**WHAT YOU HAVE TO DO**
In the records below, locate the line containing "What data populates", then output that line and all later lines exactly, through the last one.

**LISTED ENTRIES**
* * * *
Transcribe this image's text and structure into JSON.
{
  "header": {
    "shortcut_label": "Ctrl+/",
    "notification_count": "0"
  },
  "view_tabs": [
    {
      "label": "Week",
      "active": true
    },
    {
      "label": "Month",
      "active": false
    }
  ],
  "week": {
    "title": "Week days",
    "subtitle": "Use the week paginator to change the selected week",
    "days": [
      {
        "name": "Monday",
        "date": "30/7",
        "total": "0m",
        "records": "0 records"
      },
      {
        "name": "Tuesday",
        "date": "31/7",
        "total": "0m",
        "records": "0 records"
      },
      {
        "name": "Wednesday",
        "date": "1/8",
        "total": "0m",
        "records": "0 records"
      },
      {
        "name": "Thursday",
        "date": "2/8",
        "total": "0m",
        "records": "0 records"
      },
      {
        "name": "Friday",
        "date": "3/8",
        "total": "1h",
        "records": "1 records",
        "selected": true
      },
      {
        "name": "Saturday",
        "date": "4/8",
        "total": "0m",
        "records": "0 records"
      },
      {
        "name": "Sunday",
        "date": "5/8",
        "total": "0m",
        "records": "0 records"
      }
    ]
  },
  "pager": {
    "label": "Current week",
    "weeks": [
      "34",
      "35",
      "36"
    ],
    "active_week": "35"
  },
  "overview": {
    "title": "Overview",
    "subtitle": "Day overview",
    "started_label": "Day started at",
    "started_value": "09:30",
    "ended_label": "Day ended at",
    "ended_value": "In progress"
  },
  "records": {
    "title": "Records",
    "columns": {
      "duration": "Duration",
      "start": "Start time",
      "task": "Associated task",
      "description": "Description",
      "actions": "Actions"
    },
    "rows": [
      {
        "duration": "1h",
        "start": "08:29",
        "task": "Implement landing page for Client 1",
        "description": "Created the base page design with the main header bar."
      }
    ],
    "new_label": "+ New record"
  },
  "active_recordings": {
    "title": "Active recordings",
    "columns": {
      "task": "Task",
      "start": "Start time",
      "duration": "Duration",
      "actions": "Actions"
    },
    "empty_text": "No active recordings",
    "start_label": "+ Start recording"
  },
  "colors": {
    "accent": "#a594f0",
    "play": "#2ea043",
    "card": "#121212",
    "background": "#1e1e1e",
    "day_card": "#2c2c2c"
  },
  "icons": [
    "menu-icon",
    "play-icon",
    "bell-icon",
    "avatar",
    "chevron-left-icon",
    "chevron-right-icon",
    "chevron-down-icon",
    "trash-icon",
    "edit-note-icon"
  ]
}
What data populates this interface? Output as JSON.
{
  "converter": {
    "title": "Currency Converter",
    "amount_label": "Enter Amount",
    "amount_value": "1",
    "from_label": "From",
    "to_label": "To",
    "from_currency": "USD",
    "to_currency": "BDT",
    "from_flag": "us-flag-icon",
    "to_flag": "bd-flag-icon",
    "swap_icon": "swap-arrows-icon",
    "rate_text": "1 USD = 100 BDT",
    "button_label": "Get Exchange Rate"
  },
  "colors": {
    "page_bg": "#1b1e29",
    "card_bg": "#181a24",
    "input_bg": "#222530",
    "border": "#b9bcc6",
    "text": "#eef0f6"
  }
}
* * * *
**EXPECTED ANSWER**
What data populates this interface? Output as JSON.
{
  "converter": {
    "title": "Currency Converter",
    "amount_label": "Enter Amount",
    "amount_value": "1",
    "from_label": "From",
    "to_label": "To",
    "from_currency": "USD",
    "to_currency": "BDT",
    "from_flag": "us-flag-icon",
    "to_flag": "bd-flag-icon",
    "swap_icon": "swap-arrows-icon",
    "rate_text": "1 USD = 100 BDT",
    "button_label": "Get Exchange Rate"
  },
  "colors": {
    "page_bg": "#1b1e29",
    "card_bg": "#181a24",
    "input_bg": "#222530",
    "border": "#b9bcc6",
    "text": "#eef0f6"
  }
}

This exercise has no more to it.